Super Fruits: An Ayurvedic View on Fruits

According to ayurveda, when fruits are ripe and eaten in the proper season and climate, they are pure nectar. They immediately turn into rasa (nutritional fluid) — the first of the seven body tissues. Fresh ripe fruit requires practically no digestion and helps to increase ojas, the finest by-product of digestion that enhances immunity, happiness, and strength.

Fruits can also be enjoyed in ayurvedic cuisine as chutneys and preserves. Cooked fruits combine well with a wide range of spices such as cinnamon, fennel, dry-roasted ground cumin, ginger and coriander. Sauté your choice of spices in a little ghee, add chopped sweet ripe fruit and some salt and cook until the fruit is tender but not mushy for a quick chutney. Fruits can also be eaten stewed or broiled.

Sweet, ripe fruits provide valuable nutrients to the body. You will notice more energy and happiness from eating fresh organic fruits on a daily basis. In ayurveda, fruits are also valued for their ability to cleanse the body of toxins.

Fruit is best eaten in the morning or for a snack separate from other foods. As far as possible, shop for fruit at farmers' markets or local orchards — supermarket fruit may have been artificially ripened, and therefore have lost some of its nutritive value.

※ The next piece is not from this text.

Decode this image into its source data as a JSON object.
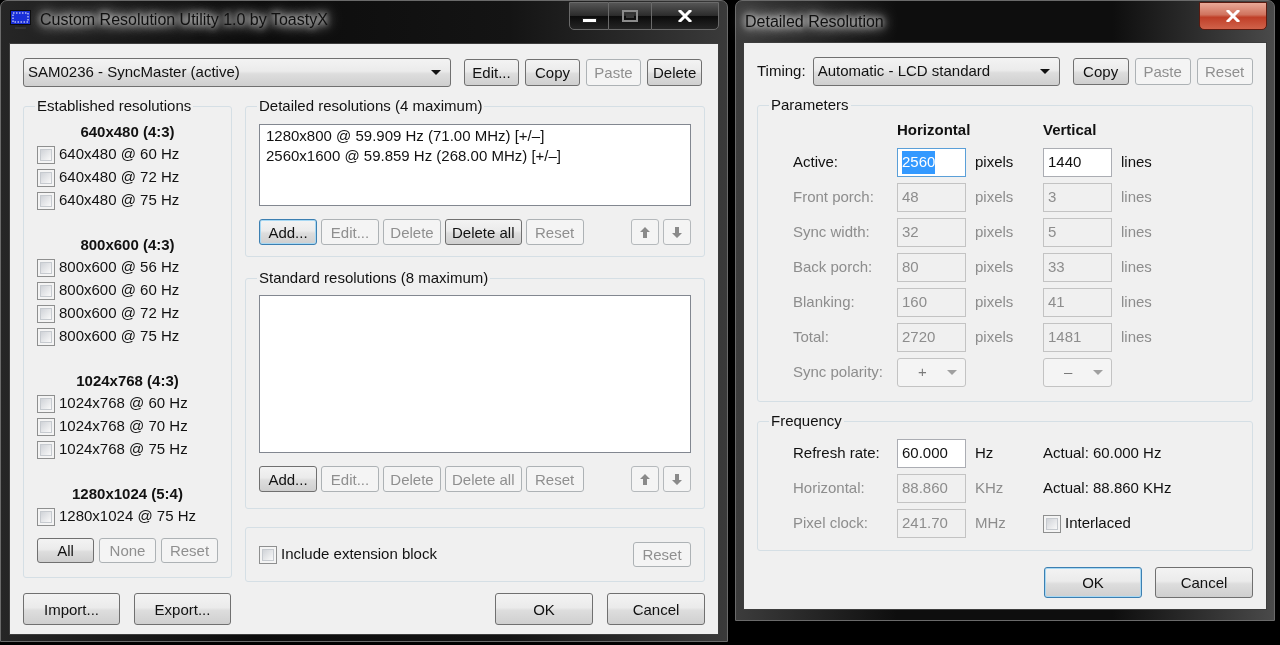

Some ayurvedic fruits

  • Mango: Considered the "king" of ayurvedic fruits. Many varieties are available. When unripe, the mango increases Pitta and Vata, but when ripe and sweet, it balances Vata and Pitta and increases Kapha. Ripe mango is considered a tonic — it builds rasa (nutritional fluid). Ripe sweet mango may be eaten with grains or with milk.
  • Pomegranate: Though sour to the taste, it is also astringent and helps to balance Pitta in particular. It is good for the digestion. Make into juice or eat the seeds. Pomegranate chutney is a digestive and appetite enhancer, and helps burn ama.
  • Apple: Apples are good for balancing Kapha. Raw, sour apples increase Vata and Pitta. Cooked apples help to create ojas and help to ease constipation. Start each day with a stewed apple.
  • Pear: It is good for energy and balancing the hormones. Try eating a fresh sweet juicy pear to uplift your emotions. The pear is light, sweet, and balancing for all three doshas. Pears can be stewed or baked, or sliced and sautéed in ghee and sweet spices.
  • Watermelon: Watermelon balances Pitta and is an excellent way to cool off in the hot summer, either diced or made into juice.
  • Grapes: Sweet grapes and raisins are regarded highly in ayurveda. Some ayurvedic texts praise them as the best among fruits. Sweet raisins sautéed in ghee are added to desserts and puddings.
  • Amalaki or Indian Gooseberry: Regarded as a rasayana, the Amla balances all three doshas. It is considered a "divine" food that promotes health and longevity. Amla preserved in sugar and spices is energy giving.
  • Bananas: The banana is considered a "sour" ayurvedic taste, and should therefore not be combined with milk.

The sole purpose of these articles is to provide information about the tradition of ayurveda. This information is not intended for use in the diagnosis, treatment, cure or prevention of any disease. If you have any serious acute or chronic health concern, please consult a trained health professional who can fully assess your needs and address them effectively. If you are seeking the medical advice of a trained ayurvedic expert, call or e-mail us for the number of a physician in your area. Check with your doctor before taking herbs or using essential oils when pregnant or nursing.